[RECORD SET — start]

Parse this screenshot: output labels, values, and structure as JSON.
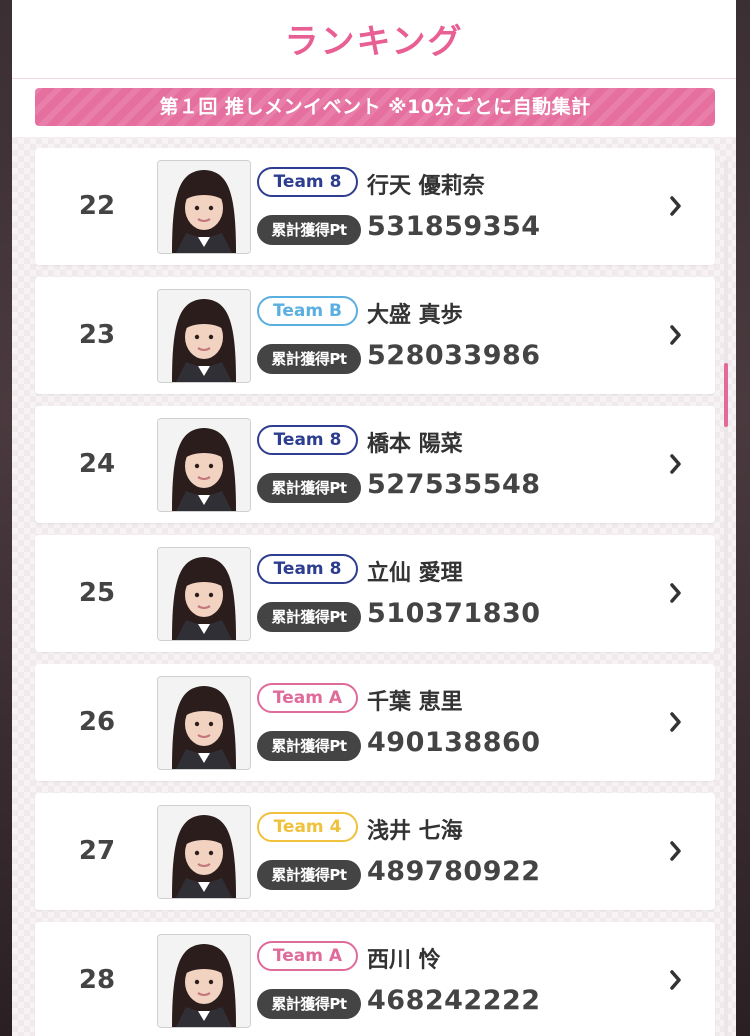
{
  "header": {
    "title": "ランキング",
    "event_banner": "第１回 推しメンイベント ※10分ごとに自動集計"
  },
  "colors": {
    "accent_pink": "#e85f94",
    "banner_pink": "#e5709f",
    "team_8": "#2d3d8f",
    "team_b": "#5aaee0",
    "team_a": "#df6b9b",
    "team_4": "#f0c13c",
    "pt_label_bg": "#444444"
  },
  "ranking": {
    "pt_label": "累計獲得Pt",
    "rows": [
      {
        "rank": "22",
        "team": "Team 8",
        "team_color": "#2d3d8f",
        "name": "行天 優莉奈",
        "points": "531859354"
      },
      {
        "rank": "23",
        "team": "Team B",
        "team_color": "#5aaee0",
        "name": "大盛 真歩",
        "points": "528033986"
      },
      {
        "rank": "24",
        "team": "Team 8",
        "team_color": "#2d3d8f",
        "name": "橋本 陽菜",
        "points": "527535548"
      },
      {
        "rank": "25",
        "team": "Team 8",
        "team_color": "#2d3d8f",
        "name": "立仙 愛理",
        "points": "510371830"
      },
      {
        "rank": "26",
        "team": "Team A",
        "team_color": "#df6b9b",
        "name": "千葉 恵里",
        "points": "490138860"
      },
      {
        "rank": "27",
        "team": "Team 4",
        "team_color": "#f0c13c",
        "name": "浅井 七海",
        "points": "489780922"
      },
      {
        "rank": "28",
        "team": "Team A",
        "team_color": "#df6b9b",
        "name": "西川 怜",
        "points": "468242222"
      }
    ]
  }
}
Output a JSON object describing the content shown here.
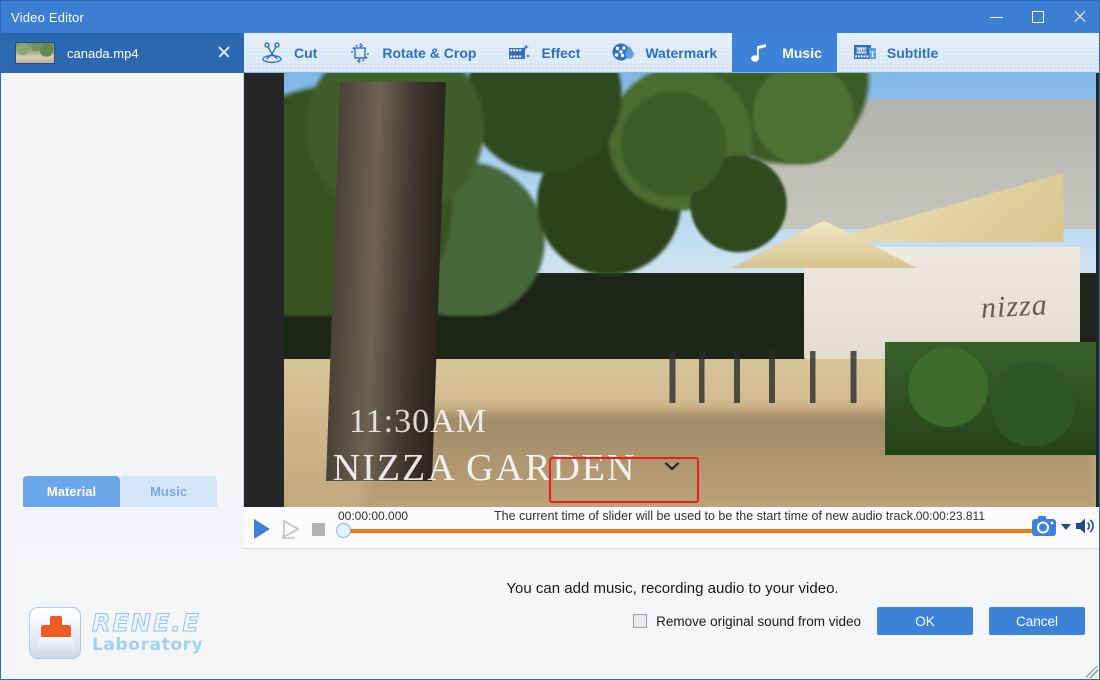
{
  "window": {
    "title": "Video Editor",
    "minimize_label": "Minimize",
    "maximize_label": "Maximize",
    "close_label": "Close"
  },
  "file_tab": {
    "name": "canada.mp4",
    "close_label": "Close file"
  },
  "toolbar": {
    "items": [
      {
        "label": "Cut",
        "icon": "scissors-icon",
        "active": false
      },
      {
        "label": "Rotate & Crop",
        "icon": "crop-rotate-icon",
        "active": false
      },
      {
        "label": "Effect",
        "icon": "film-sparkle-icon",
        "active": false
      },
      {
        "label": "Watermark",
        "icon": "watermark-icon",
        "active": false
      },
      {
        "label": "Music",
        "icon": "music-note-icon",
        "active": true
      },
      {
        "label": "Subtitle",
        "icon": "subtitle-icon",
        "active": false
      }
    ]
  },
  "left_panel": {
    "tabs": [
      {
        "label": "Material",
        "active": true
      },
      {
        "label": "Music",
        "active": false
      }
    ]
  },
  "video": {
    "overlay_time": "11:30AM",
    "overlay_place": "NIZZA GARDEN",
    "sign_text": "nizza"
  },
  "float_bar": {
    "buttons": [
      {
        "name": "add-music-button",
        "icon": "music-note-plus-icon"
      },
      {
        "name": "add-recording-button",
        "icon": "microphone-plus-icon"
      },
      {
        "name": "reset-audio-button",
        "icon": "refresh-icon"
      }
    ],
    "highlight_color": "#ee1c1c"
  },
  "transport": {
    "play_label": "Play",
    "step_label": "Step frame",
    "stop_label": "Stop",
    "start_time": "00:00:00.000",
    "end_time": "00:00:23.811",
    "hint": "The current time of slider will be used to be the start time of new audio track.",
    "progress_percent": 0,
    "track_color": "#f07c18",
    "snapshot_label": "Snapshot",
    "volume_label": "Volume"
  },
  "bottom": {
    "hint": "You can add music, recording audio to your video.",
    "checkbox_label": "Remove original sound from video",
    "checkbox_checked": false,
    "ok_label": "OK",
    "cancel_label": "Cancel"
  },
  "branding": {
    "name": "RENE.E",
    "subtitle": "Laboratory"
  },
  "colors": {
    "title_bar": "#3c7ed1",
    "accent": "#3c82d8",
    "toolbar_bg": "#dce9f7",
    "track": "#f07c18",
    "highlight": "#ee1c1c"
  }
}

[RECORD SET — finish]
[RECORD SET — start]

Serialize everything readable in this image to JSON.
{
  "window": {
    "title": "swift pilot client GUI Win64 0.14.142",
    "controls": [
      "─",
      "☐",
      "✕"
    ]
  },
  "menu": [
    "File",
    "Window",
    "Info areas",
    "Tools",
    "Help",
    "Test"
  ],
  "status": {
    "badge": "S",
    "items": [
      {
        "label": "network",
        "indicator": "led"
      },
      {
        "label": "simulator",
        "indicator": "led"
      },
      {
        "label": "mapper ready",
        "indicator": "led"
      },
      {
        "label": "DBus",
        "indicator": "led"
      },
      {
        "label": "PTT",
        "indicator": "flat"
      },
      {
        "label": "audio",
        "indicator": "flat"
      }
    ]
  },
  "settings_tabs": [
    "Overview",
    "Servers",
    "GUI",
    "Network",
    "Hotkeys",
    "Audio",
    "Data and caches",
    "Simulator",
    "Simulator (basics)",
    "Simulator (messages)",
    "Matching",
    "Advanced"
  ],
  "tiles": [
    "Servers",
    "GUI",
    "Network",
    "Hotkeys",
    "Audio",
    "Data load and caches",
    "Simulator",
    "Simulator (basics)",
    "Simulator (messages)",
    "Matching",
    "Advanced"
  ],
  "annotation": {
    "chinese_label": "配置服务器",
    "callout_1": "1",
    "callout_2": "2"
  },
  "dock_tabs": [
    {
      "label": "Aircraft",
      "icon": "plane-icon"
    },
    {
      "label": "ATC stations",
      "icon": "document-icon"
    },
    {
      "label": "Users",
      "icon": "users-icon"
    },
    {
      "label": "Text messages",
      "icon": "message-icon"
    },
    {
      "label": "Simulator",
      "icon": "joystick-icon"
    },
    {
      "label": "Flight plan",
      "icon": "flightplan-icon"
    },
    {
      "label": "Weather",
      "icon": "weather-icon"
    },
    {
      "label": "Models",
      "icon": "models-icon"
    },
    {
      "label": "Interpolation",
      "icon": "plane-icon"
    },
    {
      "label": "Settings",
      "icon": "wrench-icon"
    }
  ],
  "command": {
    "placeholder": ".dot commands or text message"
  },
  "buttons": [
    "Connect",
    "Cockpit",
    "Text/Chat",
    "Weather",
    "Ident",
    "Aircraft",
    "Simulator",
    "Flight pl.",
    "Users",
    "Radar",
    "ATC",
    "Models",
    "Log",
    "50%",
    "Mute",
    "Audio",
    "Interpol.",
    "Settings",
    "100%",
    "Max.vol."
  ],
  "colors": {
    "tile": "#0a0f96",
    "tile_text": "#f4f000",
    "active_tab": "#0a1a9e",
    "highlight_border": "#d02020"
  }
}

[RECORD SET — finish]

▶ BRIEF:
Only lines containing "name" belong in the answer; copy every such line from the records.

▶ YOUR SOLUTION:
        "name": "行天 優莉奈",
        "name": "大盛 真歩",
        "name": "橋本 陽菜",
        "name": "立仙 愛理",
        "name": "千葉 恵里",
        "name": "浅井 七海",
        "name": "西川 怜",
    "name": "canada.mp4",
        "name": "add-music-button",
        "name": "add-recording-button",
        "name": "reset-audio-button",
    "name": "RENE.E",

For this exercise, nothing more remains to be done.